## Exercise brief
Could you show all lines in the entries below that contain the string "bath"?

Extracted records
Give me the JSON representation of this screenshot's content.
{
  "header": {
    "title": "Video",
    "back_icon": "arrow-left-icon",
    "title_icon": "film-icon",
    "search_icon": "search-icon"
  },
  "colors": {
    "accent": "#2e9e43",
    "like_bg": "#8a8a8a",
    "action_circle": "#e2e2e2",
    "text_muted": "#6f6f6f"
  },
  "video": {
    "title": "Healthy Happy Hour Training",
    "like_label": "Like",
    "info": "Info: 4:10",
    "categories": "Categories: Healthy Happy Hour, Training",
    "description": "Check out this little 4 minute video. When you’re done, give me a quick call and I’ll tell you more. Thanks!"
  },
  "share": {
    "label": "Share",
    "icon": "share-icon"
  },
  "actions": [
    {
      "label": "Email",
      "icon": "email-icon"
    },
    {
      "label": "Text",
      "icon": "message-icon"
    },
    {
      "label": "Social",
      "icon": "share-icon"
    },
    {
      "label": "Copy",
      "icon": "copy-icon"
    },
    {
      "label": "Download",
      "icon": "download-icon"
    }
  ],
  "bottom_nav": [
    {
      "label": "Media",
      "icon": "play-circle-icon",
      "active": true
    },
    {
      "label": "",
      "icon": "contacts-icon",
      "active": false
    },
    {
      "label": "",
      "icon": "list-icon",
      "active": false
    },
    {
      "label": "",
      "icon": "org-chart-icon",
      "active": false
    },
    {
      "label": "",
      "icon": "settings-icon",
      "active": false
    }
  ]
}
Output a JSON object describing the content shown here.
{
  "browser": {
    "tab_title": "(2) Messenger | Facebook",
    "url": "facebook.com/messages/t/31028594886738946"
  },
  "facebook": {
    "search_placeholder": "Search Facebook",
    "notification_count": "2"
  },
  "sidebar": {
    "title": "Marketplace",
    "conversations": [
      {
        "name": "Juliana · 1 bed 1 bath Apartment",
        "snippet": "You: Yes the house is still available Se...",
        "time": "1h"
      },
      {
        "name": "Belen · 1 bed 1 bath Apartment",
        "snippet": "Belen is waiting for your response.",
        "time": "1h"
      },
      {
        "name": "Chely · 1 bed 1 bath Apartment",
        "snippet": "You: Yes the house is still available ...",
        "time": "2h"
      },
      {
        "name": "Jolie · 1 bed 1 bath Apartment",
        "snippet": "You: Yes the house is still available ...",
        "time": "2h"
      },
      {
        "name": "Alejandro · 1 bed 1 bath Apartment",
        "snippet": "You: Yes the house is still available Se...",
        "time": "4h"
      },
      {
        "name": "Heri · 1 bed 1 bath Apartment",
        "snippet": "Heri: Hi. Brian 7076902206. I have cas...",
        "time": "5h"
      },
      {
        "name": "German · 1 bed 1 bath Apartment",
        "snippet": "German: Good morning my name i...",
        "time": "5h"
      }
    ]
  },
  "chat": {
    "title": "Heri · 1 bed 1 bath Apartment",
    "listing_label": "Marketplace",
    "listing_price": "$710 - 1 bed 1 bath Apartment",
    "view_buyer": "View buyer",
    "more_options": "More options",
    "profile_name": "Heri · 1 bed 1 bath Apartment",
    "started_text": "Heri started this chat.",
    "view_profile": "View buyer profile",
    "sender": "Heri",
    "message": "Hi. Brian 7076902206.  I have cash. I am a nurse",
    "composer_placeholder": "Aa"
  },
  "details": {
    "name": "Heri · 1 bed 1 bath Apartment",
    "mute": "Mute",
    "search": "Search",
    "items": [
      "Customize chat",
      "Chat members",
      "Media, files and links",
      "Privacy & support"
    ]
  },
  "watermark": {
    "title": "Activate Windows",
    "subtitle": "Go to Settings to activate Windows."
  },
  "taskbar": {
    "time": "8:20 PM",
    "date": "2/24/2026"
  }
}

## Task result
        "name": "Juliana · 1 bed 1 bath Apartment",
        "name": "Belen · 1 bed 1 bath Apartment",
        "name": "Chely · 1 bed 1 bath Apartment",
        "name": "Jolie · 1 bed 1 bath Apartment",
        "name": "Alejandro · 1 bed 1 bath Apartment",
        "name": "Heri · 1 bed 1 bath Apartment",
        "name": "German · 1 bed 1 bath Apartment",
    "title": "Heri · 1 bed 1 bath Apartment",
    "listing_price": "$710 - 1 bed 1 bath Apartment",
    "profile_name": "Heri · 1 bed 1 bath Apartment",
    "name": "Heri · 1 bed 1 bath Apartment",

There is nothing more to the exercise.